== Work required ==
Which lines in the entries below contain the string "Various"? Show each of them in full.

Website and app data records
======
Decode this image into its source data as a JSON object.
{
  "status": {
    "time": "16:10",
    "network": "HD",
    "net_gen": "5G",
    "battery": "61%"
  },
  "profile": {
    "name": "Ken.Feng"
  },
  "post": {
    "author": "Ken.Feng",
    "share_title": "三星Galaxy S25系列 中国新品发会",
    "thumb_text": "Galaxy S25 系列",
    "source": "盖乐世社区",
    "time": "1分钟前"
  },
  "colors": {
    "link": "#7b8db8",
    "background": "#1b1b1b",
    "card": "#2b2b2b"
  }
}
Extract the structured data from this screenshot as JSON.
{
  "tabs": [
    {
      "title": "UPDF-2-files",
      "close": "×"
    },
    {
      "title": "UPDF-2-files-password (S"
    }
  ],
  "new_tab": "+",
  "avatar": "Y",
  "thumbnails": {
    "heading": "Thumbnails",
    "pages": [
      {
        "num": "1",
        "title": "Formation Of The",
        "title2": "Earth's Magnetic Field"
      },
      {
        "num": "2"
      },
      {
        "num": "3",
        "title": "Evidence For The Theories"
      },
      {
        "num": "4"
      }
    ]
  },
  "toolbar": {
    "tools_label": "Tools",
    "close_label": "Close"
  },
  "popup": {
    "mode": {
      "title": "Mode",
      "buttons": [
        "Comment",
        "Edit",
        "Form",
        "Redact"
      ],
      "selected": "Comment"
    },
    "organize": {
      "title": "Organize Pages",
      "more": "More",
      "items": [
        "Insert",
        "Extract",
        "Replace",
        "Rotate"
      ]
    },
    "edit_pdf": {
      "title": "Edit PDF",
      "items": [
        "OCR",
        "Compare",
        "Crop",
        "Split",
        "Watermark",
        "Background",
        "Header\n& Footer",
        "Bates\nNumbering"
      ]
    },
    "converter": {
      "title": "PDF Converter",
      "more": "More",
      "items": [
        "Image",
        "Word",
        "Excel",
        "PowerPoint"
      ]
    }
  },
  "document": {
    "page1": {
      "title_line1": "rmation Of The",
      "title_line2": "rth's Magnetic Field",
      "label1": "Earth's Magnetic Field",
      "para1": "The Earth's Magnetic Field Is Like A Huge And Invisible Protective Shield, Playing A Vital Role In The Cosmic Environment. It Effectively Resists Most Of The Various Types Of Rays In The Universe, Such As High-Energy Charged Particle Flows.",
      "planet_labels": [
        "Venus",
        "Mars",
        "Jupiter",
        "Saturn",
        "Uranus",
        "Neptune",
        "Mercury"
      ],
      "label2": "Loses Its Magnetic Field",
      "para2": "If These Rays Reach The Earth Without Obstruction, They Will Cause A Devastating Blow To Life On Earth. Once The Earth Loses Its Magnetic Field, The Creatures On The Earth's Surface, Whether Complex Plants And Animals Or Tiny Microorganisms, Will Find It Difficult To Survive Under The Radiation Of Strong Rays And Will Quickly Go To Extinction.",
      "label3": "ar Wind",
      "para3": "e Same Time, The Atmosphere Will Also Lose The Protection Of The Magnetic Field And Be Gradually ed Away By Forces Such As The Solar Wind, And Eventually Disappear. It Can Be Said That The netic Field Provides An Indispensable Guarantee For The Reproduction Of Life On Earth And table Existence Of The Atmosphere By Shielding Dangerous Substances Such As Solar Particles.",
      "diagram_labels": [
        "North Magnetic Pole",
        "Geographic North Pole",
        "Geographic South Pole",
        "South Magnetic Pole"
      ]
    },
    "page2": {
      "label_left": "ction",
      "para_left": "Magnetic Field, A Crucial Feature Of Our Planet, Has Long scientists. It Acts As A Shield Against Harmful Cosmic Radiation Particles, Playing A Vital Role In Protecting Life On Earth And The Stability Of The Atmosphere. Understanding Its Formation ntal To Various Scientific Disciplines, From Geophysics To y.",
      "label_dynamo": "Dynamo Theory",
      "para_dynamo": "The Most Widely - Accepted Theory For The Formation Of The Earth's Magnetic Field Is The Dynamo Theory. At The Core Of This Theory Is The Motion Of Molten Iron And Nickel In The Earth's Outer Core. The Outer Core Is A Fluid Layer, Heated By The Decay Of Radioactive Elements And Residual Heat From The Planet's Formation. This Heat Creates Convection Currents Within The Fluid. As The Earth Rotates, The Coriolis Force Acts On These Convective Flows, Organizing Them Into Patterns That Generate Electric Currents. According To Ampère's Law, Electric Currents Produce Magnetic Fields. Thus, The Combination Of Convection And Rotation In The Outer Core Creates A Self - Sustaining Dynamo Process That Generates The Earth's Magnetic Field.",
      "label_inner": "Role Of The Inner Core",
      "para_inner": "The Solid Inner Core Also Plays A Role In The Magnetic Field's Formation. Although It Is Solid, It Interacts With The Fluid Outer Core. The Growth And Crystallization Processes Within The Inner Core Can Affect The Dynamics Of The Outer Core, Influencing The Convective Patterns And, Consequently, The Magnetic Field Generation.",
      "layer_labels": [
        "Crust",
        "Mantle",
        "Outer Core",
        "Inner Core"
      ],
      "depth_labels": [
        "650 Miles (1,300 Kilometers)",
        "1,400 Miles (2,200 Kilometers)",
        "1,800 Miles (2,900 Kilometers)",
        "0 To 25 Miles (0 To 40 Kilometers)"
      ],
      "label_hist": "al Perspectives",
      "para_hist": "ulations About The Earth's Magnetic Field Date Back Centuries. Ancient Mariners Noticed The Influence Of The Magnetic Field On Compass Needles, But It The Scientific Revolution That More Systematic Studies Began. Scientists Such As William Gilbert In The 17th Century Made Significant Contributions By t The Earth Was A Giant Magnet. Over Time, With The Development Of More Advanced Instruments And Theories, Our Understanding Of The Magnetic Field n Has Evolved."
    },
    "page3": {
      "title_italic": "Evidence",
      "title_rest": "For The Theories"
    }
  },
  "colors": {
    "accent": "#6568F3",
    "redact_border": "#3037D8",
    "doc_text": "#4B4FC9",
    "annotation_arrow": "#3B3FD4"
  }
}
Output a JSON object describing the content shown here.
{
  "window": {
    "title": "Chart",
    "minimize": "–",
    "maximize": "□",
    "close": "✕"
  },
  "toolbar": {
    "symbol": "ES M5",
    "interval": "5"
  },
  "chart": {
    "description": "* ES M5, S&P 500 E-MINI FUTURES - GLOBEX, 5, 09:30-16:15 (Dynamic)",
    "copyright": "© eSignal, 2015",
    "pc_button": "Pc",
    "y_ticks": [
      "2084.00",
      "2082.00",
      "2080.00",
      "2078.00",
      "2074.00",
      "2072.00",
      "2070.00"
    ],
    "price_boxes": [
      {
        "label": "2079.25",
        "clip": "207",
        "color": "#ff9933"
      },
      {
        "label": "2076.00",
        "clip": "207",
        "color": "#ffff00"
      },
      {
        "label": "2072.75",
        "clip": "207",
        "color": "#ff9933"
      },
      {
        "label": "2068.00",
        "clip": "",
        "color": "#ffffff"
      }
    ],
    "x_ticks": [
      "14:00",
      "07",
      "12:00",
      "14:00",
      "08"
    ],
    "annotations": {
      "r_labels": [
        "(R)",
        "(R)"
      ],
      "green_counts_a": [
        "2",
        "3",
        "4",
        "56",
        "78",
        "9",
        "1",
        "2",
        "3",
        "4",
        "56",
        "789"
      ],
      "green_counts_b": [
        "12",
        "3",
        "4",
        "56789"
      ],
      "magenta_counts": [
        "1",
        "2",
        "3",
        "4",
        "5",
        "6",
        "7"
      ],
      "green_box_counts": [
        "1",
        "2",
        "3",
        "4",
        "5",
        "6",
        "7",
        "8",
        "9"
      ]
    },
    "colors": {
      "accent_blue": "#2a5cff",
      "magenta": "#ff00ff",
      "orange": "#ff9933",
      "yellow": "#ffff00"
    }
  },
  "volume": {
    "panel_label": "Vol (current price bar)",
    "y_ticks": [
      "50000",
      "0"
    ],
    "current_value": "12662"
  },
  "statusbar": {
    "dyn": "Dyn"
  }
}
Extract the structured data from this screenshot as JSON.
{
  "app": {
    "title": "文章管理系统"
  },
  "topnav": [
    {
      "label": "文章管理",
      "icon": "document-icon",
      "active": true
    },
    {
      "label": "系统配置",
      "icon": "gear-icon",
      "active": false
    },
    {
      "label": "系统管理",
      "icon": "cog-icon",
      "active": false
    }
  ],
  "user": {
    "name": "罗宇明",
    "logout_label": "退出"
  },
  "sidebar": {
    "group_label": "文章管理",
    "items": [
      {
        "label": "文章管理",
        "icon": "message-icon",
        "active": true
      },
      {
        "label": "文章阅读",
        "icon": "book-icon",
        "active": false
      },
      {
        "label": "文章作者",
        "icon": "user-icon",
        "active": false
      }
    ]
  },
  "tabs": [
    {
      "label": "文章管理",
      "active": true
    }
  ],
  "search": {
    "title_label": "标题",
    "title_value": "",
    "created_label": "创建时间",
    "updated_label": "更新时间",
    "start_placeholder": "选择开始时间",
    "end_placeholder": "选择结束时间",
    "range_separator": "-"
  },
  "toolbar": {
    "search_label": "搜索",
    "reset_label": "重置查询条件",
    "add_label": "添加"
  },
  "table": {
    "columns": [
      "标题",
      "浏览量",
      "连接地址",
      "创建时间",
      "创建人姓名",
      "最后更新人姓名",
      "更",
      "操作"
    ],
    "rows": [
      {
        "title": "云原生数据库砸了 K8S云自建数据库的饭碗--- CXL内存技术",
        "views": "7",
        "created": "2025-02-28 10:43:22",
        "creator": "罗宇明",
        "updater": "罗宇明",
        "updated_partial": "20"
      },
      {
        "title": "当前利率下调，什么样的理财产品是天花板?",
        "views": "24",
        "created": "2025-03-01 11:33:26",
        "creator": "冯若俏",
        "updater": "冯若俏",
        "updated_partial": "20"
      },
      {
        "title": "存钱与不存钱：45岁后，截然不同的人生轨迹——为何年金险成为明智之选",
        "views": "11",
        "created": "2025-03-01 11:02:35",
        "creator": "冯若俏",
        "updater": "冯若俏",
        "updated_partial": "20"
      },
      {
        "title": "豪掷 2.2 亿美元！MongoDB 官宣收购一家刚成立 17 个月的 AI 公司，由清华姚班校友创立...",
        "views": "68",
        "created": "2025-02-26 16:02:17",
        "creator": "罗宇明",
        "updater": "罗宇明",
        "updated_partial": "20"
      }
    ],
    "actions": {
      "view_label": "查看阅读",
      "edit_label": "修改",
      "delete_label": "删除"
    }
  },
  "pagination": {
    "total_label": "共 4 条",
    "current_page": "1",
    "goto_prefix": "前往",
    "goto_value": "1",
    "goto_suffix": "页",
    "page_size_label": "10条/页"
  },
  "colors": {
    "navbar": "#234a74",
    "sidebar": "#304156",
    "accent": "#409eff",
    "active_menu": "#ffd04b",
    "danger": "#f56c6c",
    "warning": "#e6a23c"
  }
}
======
== Written answer ==
      "para1": "The Earth's Magnetic Field Is Like A Huge And Invisible Protective Shield, Playing A Vital Role In The Cosmic Environment. It Effectively Resists Most Of The Various Types Of Rays In The Universe, Such As High-Energy Charged Particle Flows.",
      "para_left": "Magnetic Field, A Crucial Feature Of Our Planet, Has Long scientists. It Acts As A Shield Against Harmful Cosmic Radiation Particles, Playing A Vital Role In Protecting Life On Earth And The Stability Of The Atmosphere. Understanding Its Formation ntal To Various Scientific Disciplines, From Geophysics To y.",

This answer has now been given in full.